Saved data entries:
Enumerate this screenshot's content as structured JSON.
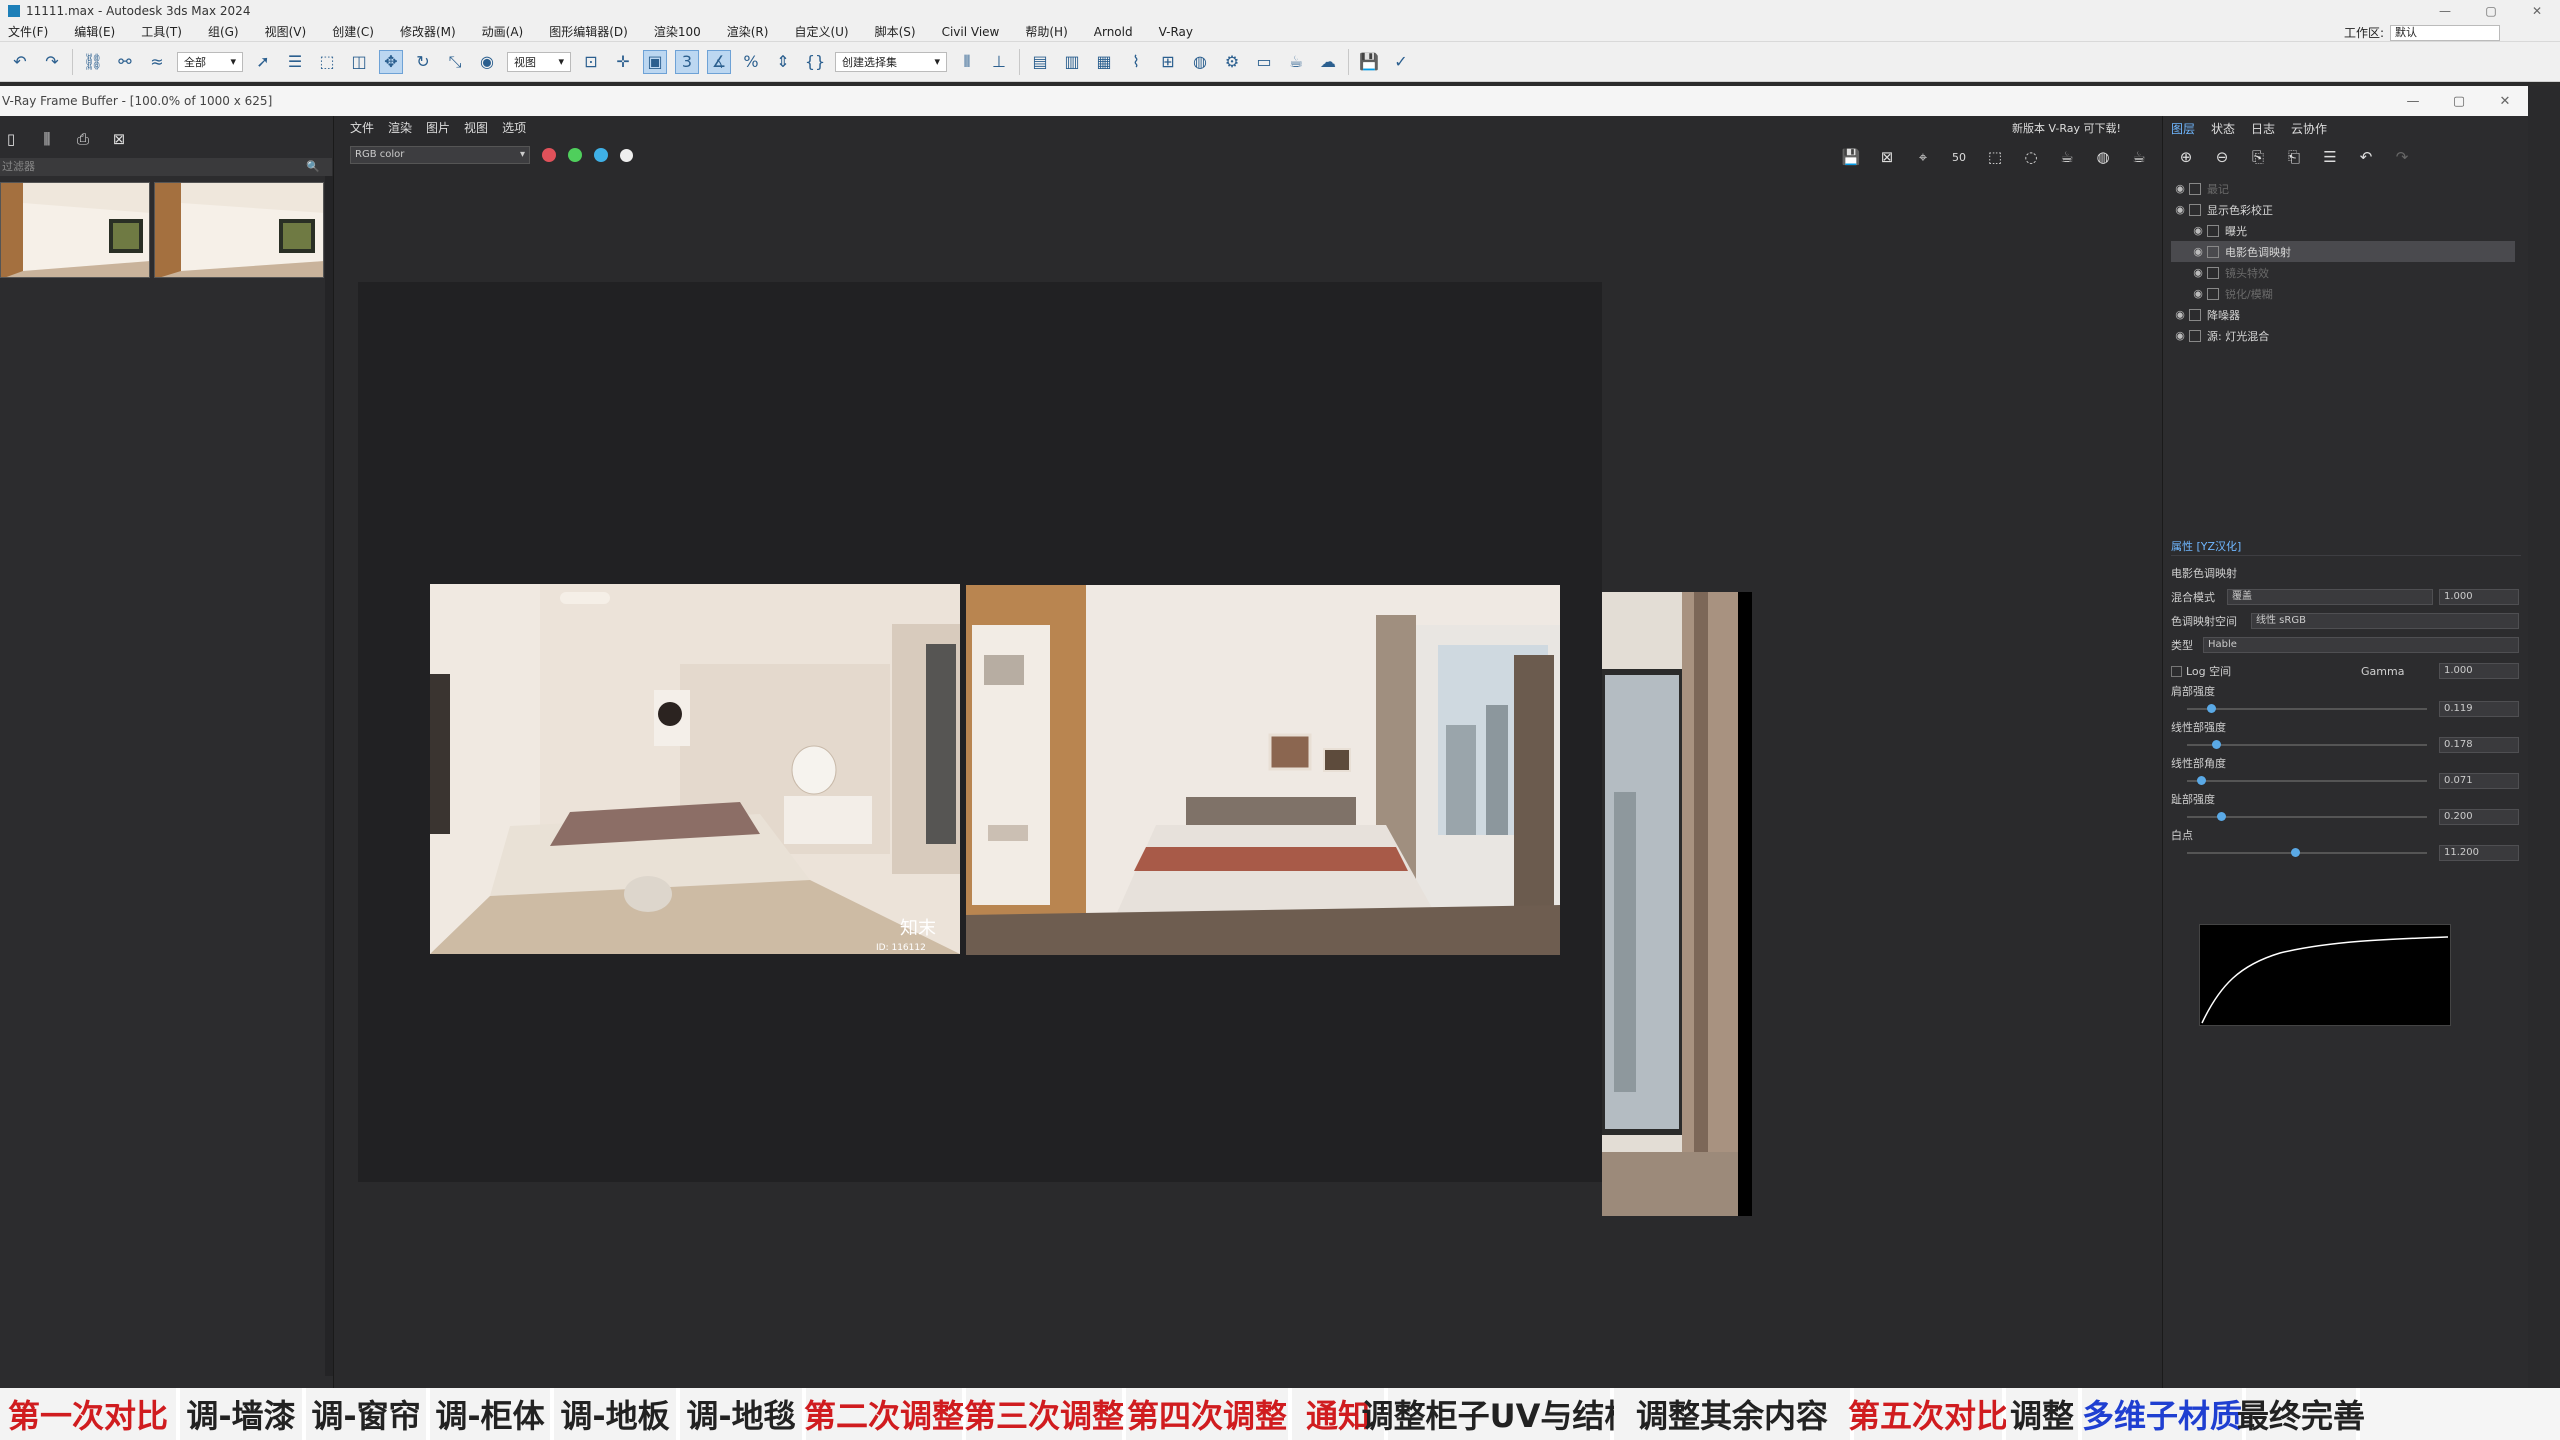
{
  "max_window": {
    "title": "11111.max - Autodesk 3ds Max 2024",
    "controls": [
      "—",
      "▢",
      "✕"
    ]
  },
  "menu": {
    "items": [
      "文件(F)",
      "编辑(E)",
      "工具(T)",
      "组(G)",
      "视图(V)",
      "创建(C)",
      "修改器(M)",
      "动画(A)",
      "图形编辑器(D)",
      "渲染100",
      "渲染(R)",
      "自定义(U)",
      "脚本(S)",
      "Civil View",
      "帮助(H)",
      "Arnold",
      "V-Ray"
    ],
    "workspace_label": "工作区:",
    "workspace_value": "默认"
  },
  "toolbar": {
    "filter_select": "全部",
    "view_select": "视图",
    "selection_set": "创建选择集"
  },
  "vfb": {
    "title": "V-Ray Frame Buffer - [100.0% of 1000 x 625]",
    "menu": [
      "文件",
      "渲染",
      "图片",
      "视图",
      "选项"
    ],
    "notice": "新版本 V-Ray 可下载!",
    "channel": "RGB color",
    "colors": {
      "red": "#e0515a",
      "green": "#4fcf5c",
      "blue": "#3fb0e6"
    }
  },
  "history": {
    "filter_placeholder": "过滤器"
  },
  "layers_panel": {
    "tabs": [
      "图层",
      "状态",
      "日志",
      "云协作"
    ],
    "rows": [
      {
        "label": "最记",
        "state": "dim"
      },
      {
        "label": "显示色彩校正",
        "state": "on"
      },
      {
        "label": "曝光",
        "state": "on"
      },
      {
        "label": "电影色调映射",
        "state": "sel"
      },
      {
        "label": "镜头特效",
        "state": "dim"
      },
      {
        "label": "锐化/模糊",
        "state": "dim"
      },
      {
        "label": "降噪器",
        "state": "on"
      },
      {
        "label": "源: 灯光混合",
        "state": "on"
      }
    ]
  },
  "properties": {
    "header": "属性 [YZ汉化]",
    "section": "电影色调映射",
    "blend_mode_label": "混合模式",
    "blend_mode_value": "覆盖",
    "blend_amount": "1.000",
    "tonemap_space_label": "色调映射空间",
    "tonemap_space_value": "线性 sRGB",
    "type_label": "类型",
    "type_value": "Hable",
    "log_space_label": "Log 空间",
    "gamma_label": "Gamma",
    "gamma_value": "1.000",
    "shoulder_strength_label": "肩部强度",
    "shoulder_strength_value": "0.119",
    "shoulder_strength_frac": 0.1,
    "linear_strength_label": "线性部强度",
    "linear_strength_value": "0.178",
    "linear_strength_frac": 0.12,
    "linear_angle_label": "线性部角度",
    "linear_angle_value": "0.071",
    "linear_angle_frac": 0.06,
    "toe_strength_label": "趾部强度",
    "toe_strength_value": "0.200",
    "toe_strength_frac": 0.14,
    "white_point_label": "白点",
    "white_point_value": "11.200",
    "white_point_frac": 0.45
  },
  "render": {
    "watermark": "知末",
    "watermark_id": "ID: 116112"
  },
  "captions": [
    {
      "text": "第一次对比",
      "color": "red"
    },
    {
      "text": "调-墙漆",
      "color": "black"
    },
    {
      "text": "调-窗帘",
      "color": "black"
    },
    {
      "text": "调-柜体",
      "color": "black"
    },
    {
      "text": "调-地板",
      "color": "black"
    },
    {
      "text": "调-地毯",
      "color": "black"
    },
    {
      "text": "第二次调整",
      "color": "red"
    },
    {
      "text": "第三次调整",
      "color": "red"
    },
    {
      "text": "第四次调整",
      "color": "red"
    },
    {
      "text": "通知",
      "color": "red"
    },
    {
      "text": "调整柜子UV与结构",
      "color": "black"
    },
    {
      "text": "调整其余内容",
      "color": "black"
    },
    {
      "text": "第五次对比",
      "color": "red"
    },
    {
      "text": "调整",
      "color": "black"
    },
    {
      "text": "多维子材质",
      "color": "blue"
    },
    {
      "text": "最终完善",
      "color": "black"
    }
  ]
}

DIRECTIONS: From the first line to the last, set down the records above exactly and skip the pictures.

WRITTEN ANSWER:
Enumerate this screenshot's content as structured JSON.
{
  "max_window": {
    "title": "11111.max - Autodesk 3ds Max 2024",
    "controls": [
      "—",
      "▢",
      "✕"
    ]
  },
  "menu": {
    "items": [
      "文件(F)",
      "编辑(E)",
      "工具(T)",
      "组(G)",
      "视图(V)",
      "创建(C)",
      "修改器(M)",
      "动画(A)",
      "图形编辑器(D)",
      "渲染100",
      "渲染(R)",
      "自定义(U)",
      "脚本(S)",
      "Civil View",
      "帮助(H)",
      "Arnold",
      "V-Ray"
    ],
    "workspace_label": "工作区:",
    "workspace_value": "默认"
  },
  "toolbar": {
    "filter_select": "全部",
    "view_select": "视图",
    "selection_set": "创建选择集"
  },
  "vfb": {
    "title": "V-Ray Frame Buffer - [100.0% of 1000 x 625]",
    "menu": [
      "文件",
      "渲染",
      "图片",
      "视图",
      "选项"
    ],
    "notice": "新版本 V-Ray 可下载!",
    "channel": "RGB color",
    "colors": {
      "red": "#e0515a",
      "green": "#4fcf5c",
      "blue": "#3fb0e6"
    }
  },
  "history": {
    "filter_placeholder": "过滤器"
  },
  "layers_panel": {
    "tabs": [
      "图层",
      "状态",
      "日志",
      "云协作"
    ],
    "rows": [
      {
        "label": "最记",
        "state": "dim"
      },
      {
        "label": "显示色彩校正",
        "state": "on"
      },
      {
        "label": "曝光",
        "state": "on"
      },
      {
        "label": "电影色调映射",
        "state": "sel"
      },
      {
        "label": "镜头特效",
        "state": "dim"
      },
      {
        "label": "锐化/模糊",
        "state": "dim"
      },
      {
        "label": "降噪器",
        "state": "on"
      },
      {
        "label": "源: 灯光混合",
        "state": "on"
      }
    ]
  },
  "properties": {
    "header": "属性 [YZ汉化]",
    "section": "电影色调映射",
    "blend_mode_label": "混合模式",
    "blend_mode_value": "覆盖",
    "blend_amount": "1.000",
    "tonemap_space_label": "色调映射空间",
    "tonemap_space_value": "线性 sRGB",
    "type_label": "类型",
    "type_value": "Hable",
    "log_space_label": "Log 空间",
    "gamma_label": "Gamma",
    "gamma_value": "1.000",
    "shoulder_strength_label": "肩部强度",
    "shoulder_strength_value": "0.119",
    "shoulder_strength_frac": 0.1,
    "linear_strength_label": "线性部强度",
    "linear_strength_value": "0.178",
    "linear_strength_frac": 0.12,
    "linear_angle_label": "线性部角度",
    "linear_angle_value": "0.071",
    "linear_angle_frac": 0.06,
    "toe_strength_label": "趾部强度",
    "toe_strength_value": "0.200",
    "toe_strength_frac": 0.14,
    "white_point_label": "白点",
    "white_point_value": "11.200",
    "white_point_frac": 0.45
  },
  "render": {
    "watermark": "知末",
    "watermark_id": "ID: 116112"
  },
  "captions": [
    {
      "text": "第一次对比",
      "color": "red"
    },
    {
      "text": "调-墙漆",
      "color": "black"
    },
    {
      "text": "调-窗帘",
      "color": "black"
    },
    {
      "text": "调-柜体",
      "color": "black"
    },
    {
      "text": "调-地板",
      "color": "black"
    },
    {
      "text": "调-地毯",
      "color": "black"
    },
    {
      "text": "第二次调整",
      "color": "red"
    },
    {
      "text": "第三次调整",
      "color": "red"
    },
    {
      "text": "第四次调整",
      "color": "red"
    },
    {
      "text": "通知",
      "color": "red"
    },
    {
      "text": "调整柜子UV与结构",
      "color": "black"
    },
    {
      "text": "调整其余内容",
      "color": "black"
    },
    {
      "text": "第五次对比",
      "color": "red"
    },
    {
      "text": "调整",
      "color": "black"
    },
    {
      "text": "多维子材质",
      "color": "blue"
    },
    {
      "text": "最终完善",
      "color": "black"
    }
  ]
}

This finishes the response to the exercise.